Would you reproduce the whole listing exactly, dropping any pictures it holds?

***** DATA FOR ANALYSIS *****

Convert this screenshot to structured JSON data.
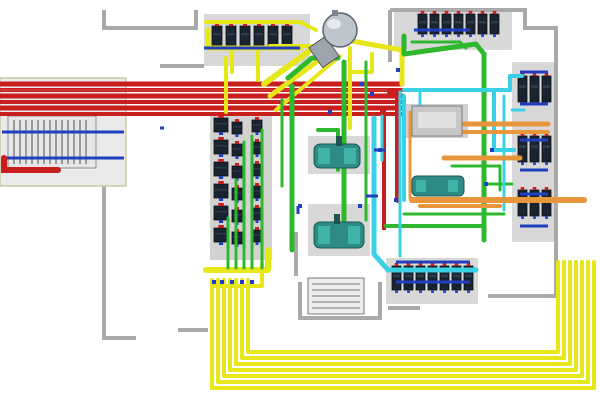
{
  "diagram": {
    "kind": "3d-piping-layout",
    "pipe_colors": {
      "steam": "#c81e1e",
      "water_supply": "#e6e619",
      "return": "#2eb82e",
      "cooling": "#3ad0e6",
      "condensate": "#e8963c",
      "structure": "#a9a9a9",
      "equipment": "#2e8b83",
      "vessel": "#bfc5cc",
      "pump_dark": "#1a2330",
      "manifold": "#1f3fbf",
      "floor": "#ffffff"
    },
    "legend": []
  }
}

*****

ANSWER TO THIS PROBLEM
Convert this screenshot to structured JSON data.
{
  "diagram": {
    "kind": "3d-piping-layout",
    "pipe_colors": {
      "steam": "#c81e1e",
      "water_supply": "#e6e619",
      "return": "#2eb82e",
      "cooling": "#3ad0e6",
      "condensate": "#e8963c",
      "structure": "#a9a9a9",
      "equipment": "#2e8b83",
      "vessel": "#bfc5cc",
      "pump_dark": "#1a2330",
      "manifold": "#1f3fbf",
      "floor": "#ffffff"
    },
    "legend": []
  }
}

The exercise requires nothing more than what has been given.